"[If the New Zealand Whanganui River settlement] was able to correct the gap in Western and indigenous paradigms in New Zealand, surely a similar effort to protect the Missouri River could be produced for the Standing Rock and Cheyenne River nations by the American government," DeVault wrote.

The same could be done with a wide range of other environmental justice disputes involving Native American tribes.

Tanasescu described the broader sweep of recent developments in the "rights of nature," noting that significant problems have resulted from the lack of specific guardianship provisions, which are integral to the Whanganui River law.

"By granting natural entities personhood one by one and assigning them specific guardians, over time New Zealand could drastically change an ossified legal system that still sees oceans, mountains and forests primarily as property, guaranteeing nature its day in court," Tanasescu concluded.

"A few corporate media outlets have covered the New Zealand case and subsequent decisions in India," Project Censored noted. "However, these reports have not provided the depth of coverage found in the independent press or addressed how legal decisions in other countries might provide models for the United States."

5. Global decline in rule of law as basic human rights diminish

According to the World Justice Project Rule of Law Index 2017–2018, released in January 2018, a striking worldwide decline in basic human rights has driven an overall decline in the rule of law since October 2016, the month before Trump's election.
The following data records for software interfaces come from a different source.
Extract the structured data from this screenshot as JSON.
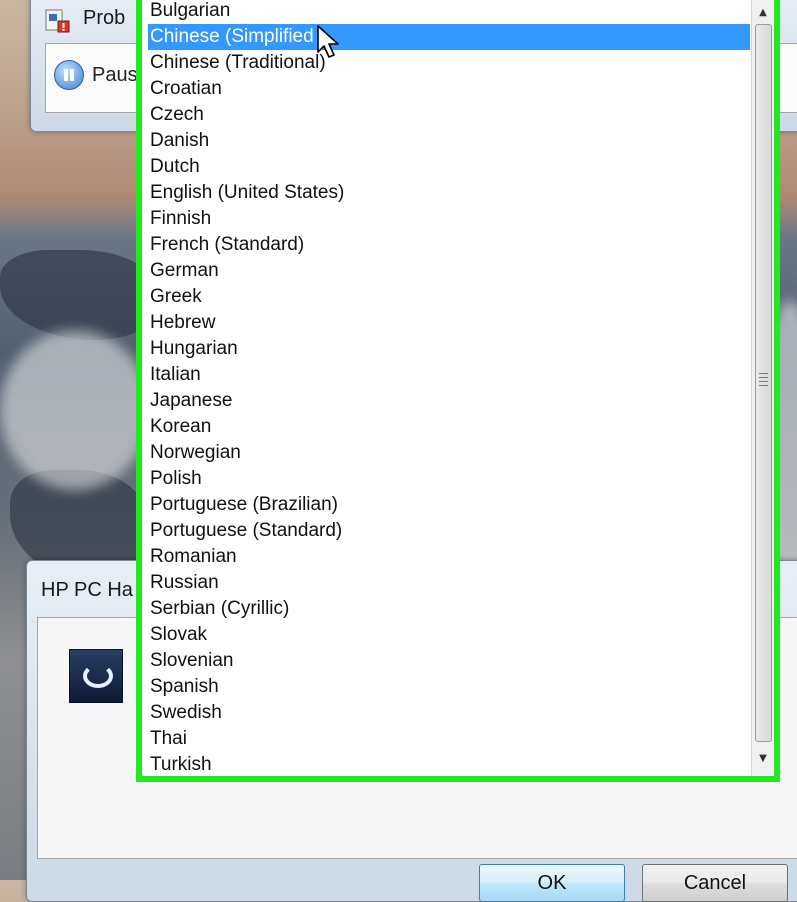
{
  "problem_window": {
    "title": "Prob",
    "pause_label": "Paus"
  },
  "hp_window": {
    "title": "HP PC Ha",
    "ok_label": "OK",
    "cancel_label": "Cancel"
  },
  "language_list": {
    "selected_index": 1,
    "items": [
      "Bulgarian",
      "Chinese (Simplified",
      "Chinese (Traditional)",
      "Croatian",
      "Czech",
      "Danish",
      "Dutch",
      "English (United States)",
      "Finnish",
      "French (Standard)",
      "German",
      "Greek",
      "Hebrew",
      "Hungarian",
      "Italian",
      "Japanese",
      "Korean",
      "Norwegian",
      "Polish",
      "Portuguese (Brazilian)",
      "Portuguese (Standard)",
      "Romanian",
      "Russian",
      "Serbian (Cyrillic)",
      "Slovak",
      "Slovenian",
      "Spanish",
      "Swedish",
      "Thai",
      "Turkish"
    ]
  },
  "colors": {
    "highlight_border": "#22e822",
    "selection": "#3399ff"
  },
  "icons": {
    "problem_app": "problem-reports-icon",
    "pause": "pause-icon",
    "hp_app": "hp-support-icon",
    "cursor": "mouse-pointer-icon"
  }
}
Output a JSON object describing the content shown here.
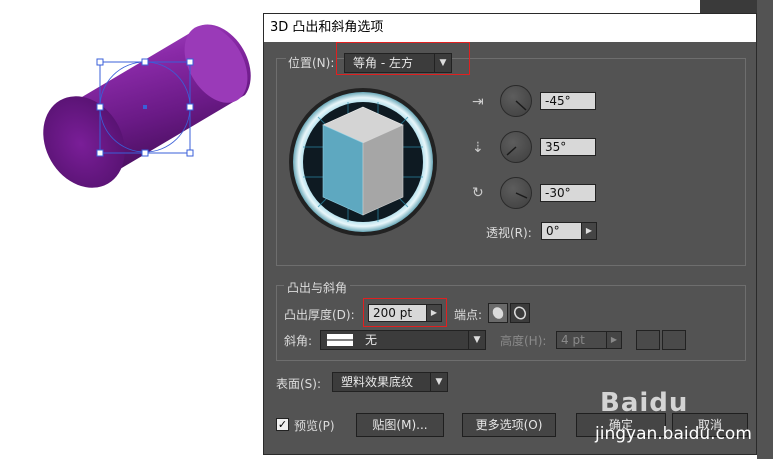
{
  "dialog": {
    "title": "3D 凸出和斜角选项",
    "position_label": "位置(N):",
    "position_value": "等角 - 左方",
    "rotation": [
      {
        "icon": "rotate-x-icon",
        "value": "-45°"
      },
      {
        "icon": "rotate-y-icon",
        "value": "35°"
      },
      {
        "icon": "rotate-z-icon",
        "value": "-30°"
      }
    ],
    "perspective_label": "透视(R):",
    "perspective_value": "0°",
    "extrude_section": "凸出与斜角",
    "extrude_depth_label": "凸出厚度(D):",
    "extrude_depth_value": "200 pt",
    "cap_label": "端点:",
    "bevel_label": "斜角:",
    "bevel_value": "无",
    "height_label": "高度(H):",
    "height_value": "4 pt",
    "surface_label": "表面(S):",
    "surface_value": "塑料效果底纹",
    "preview_label": "预览(P)",
    "preview_checked": true,
    "map_button": "贴图(M)...",
    "more_options_button": "更多选项(O)",
    "ok_button": "确定",
    "cancel_button": "取消"
  },
  "watermark": {
    "brand": "Baidu",
    "url": "jingyan.baidu.com"
  },
  "colors": {
    "dialog_bg": "#535353",
    "cylinder_purple": "#8b2fa8",
    "selection_blue": "#3a5fd8",
    "highlight_red": "#e02020"
  }
}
Fundamental rights – one of eight categories measured – declined in 71 out of 113 nations surveyed. Overall, 34 percent of countries' scores declined, while just 29 percent improved. The United States ranked 19th, down one from 2016, with declines in checks on government powers and deepening discrimination.
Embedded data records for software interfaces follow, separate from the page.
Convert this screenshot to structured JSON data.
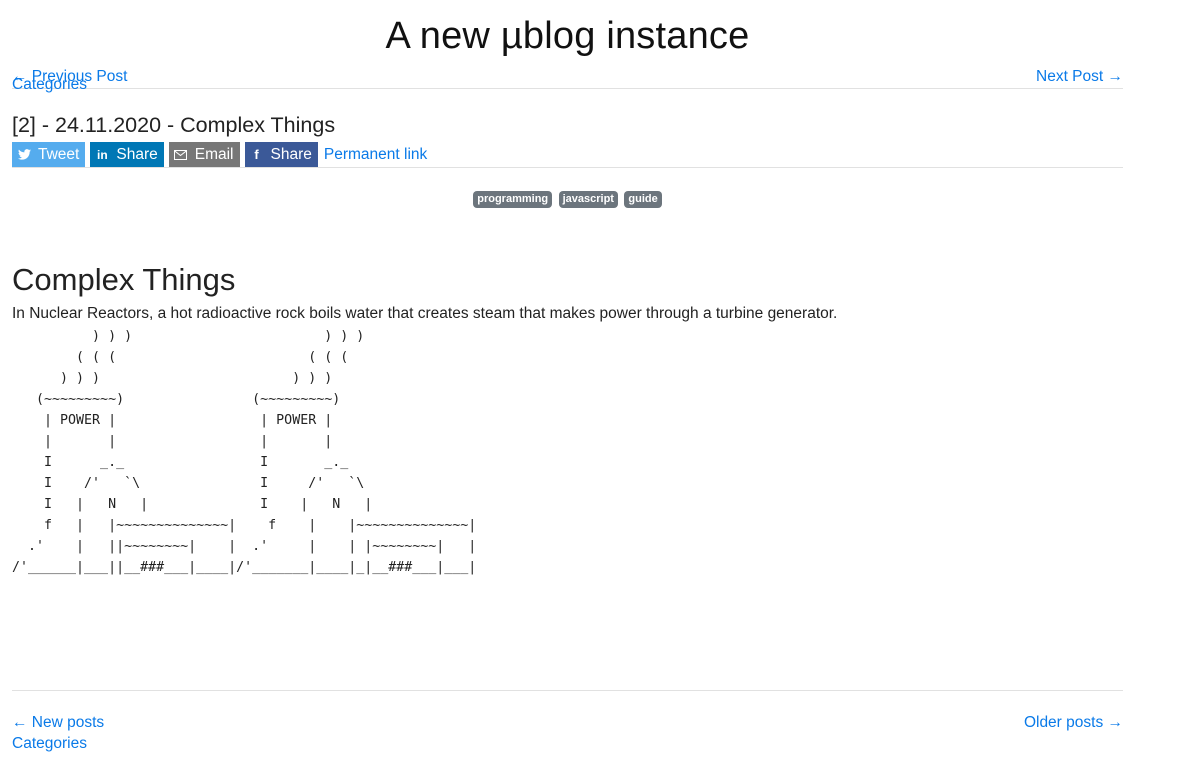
{
  "header": {
    "site_title": "A new µblog instance"
  },
  "top_nav": {
    "previous": "← Previous Post",
    "categories": "Categories",
    "next": "Next Post →"
  },
  "post": {
    "title": "[2] - 24.11.2020 - Complex Things",
    "share": {
      "tweet": "Tweet",
      "linkedin": "Share",
      "email": "Email",
      "facebook": "Share",
      "permalink": "Permanent link"
    },
    "icons": {
      "tweet": "twitter-icon",
      "linkedin": "linkedin-icon",
      "email": "envelope-icon",
      "facebook": "facebook-icon"
    },
    "tags": [
      "programming",
      "javascript",
      "guide"
    ],
    "heading": "Complex Things",
    "paragraph": "In Nuclear Reactors, a hot radioactive rock boils water that creates steam that makes power through a turbine generator.",
    "ascii_art": "          ) ) )                        ) ) )\n        ( ( (                        ( ( (\n      ) ) )                        ) ) )\n   (~~~~~~~~~)                (~~~~~~~~~)\n    | POWER |                  | POWER |\n    |       |                  |       |\n    I      _._                 I       _._\n    I    /'   `\\               I     /'   `\\\n    I   |   N   |              I    |   N   |\n    f   |   |~~~~~~~~~~~~~~|    f    |    |~~~~~~~~~~~~~~|\n  .'    |   ||~~~~~~~~|    |  .'     |    | |~~~~~~~~|   |\n/'______|___||__###___|____|/'_______|____|_|__###___|___|"
  },
  "bottom_nav": {
    "newer": "← New posts",
    "categories": "Categories",
    "older": "Older posts →"
  }
}
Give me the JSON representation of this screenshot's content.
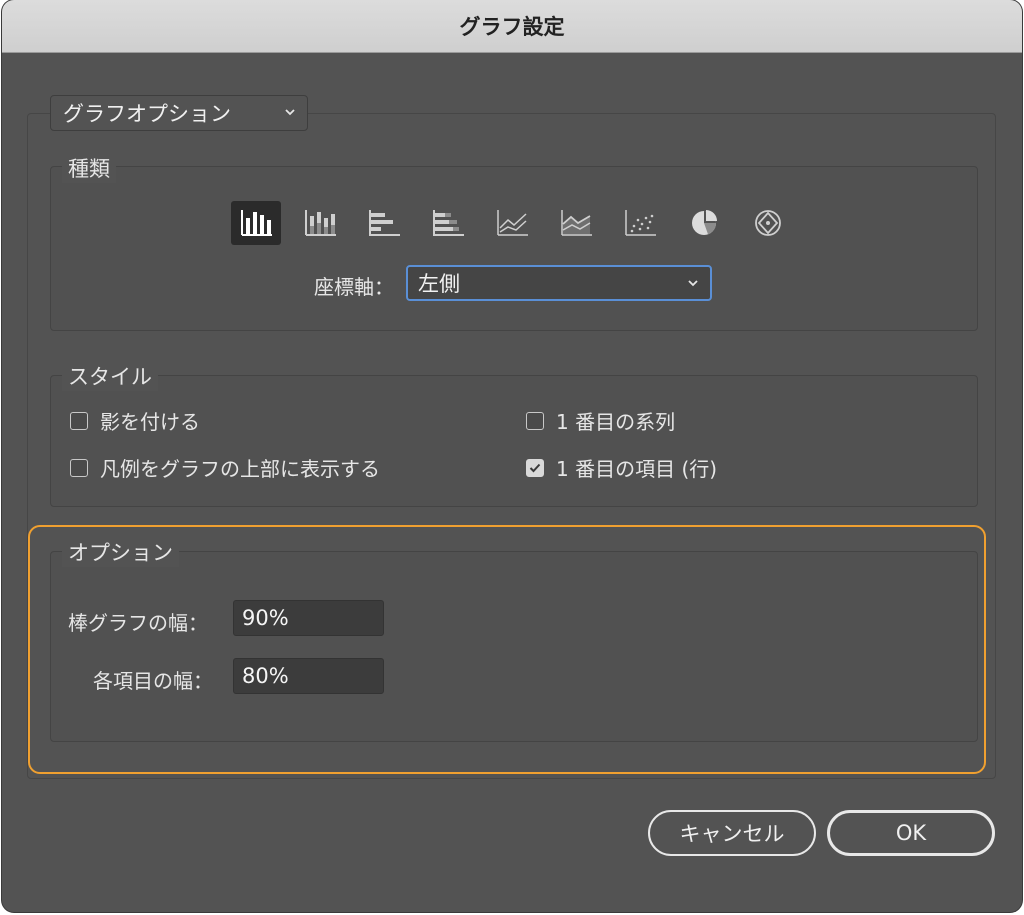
{
  "window": {
    "title": "グラフ設定"
  },
  "section_dropdown": {
    "value": "グラフオプション"
  },
  "type_group": {
    "label": "種類",
    "icons": [
      {
        "name": "column-chart-icon",
        "selected": true
      },
      {
        "name": "stacked-column-chart-icon",
        "selected": false
      },
      {
        "name": "bar-chart-icon",
        "selected": false
      },
      {
        "name": "stacked-bar-chart-icon",
        "selected": false
      },
      {
        "name": "line-chart-icon",
        "selected": false
      },
      {
        "name": "area-chart-icon",
        "selected": false
      },
      {
        "name": "scatter-chart-icon",
        "selected": false
      },
      {
        "name": "pie-chart-icon",
        "selected": false
      },
      {
        "name": "radar-chart-icon",
        "selected": false
      }
    ],
    "axis_label": "座標軸：",
    "axis_value": "左側"
  },
  "style_group": {
    "label": "スタイル",
    "checkboxes": [
      {
        "label": "影を付ける",
        "checked": false
      },
      {
        "label": "凡例をグラフの上部に表示する",
        "checked": false
      },
      {
        "label": "1 番目の系列",
        "checked": false
      },
      {
        "label": "1 番目の項目 (行)",
        "checked": true
      }
    ]
  },
  "options_group": {
    "label": "オプション",
    "bar_width_label": "棒グラフの幅：",
    "bar_width_value": "90%",
    "item_width_label": "各項目の幅：",
    "item_width_value": "80%"
  },
  "buttons": {
    "cancel": "キャンセル",
    "ok": "OK"
  },
  "colors": {
    "highlight": "#f0a030",
    "focus": "#5a8fd6",
    "panel": "#535353"
  }
}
Fundamental rights include absence of discrimination, right to life and security, due process, freedom of expression and religion, right to privacy, freedom of association and labor rights.

"All signs point to a crisis not just for human rights, but for the human rights movement," Yale professor of history and law Samuel Moyn told The Guardian the day the index was released. "Within many nations, these fundamental rights are falling prey to the backlash against a globalising economy in which the rich are winning. But human rights movements have not historically set out to name or shame inequality."
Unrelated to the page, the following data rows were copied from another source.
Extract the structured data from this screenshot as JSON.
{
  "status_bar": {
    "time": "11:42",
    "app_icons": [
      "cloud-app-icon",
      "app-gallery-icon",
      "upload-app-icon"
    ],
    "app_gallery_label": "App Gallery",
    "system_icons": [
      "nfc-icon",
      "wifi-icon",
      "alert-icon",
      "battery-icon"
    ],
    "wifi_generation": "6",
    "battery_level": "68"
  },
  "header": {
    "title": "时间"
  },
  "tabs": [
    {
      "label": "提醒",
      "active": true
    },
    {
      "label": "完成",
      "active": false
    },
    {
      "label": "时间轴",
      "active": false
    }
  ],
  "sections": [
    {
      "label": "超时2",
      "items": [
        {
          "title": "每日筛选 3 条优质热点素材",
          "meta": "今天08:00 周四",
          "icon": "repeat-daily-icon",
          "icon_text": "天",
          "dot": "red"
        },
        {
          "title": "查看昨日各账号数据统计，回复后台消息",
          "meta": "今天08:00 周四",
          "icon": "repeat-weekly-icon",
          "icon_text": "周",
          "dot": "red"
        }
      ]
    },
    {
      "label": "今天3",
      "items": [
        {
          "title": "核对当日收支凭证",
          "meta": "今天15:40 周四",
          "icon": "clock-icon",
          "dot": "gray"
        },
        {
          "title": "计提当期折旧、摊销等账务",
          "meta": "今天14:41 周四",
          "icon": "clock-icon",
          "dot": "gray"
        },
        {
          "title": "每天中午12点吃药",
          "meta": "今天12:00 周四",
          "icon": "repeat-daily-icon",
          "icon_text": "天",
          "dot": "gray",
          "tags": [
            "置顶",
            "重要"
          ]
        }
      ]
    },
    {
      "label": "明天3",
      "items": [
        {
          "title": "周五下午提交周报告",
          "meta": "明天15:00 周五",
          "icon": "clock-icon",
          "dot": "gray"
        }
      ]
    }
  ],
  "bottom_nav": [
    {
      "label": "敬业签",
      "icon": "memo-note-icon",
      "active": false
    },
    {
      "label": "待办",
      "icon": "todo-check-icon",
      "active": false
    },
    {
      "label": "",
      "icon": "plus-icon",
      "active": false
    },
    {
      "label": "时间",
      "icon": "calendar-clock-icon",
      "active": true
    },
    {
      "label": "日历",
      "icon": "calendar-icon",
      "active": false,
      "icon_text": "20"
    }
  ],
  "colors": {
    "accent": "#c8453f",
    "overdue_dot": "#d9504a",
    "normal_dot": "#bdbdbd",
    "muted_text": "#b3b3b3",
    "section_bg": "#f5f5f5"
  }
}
This reflects the thesis of Moyn's most recent book, Not Enough: Human Rights in an Unequal World.

Constraints on government powers, which measures the extent to which those who govern are bound by law, saw the second greatest declines (64 countries out of 113 dropped). This is where the United States saw the greatest deterioration, World Justice Project stated in a press release. "While all subfactors in this dimension declined at least slightly from 2016, the score for lawful transition of power – based on responses to survey questions on confidence in national and local election processes and procedures – declined most markedly," the press release stated.

The United States also scored notably poorly on several measurements of discrimination.

"With scores of .50 for equal treatment and absence of discrimination (on a scale of 0 to 1), .48 for discrimination in the civil justice system and .37 for discrimination in the criminal justice system, the U.S. finds itself ranked 78 out of 113 countries on all three subfactors," World Justice Project stated.

The four Nordic countries – Denmark, Norway, Finland and Sweden – remained in the top four positions. New Zealand, Canada and Australia were the only top 10 countries outside of Europe.

"The WJP's 2017–2018 Rule of Law Index received scant attention from U.S. corporate media," Project Censored noted.

The only coverage they found was a Newsweek article drawing on The Guardian's coverage. This pattern of ignoring international comparisons, across all subject matter, is pervasive in the corporate media. It severely cripples our capacity for objective self-reflection and self-improvement as a nation.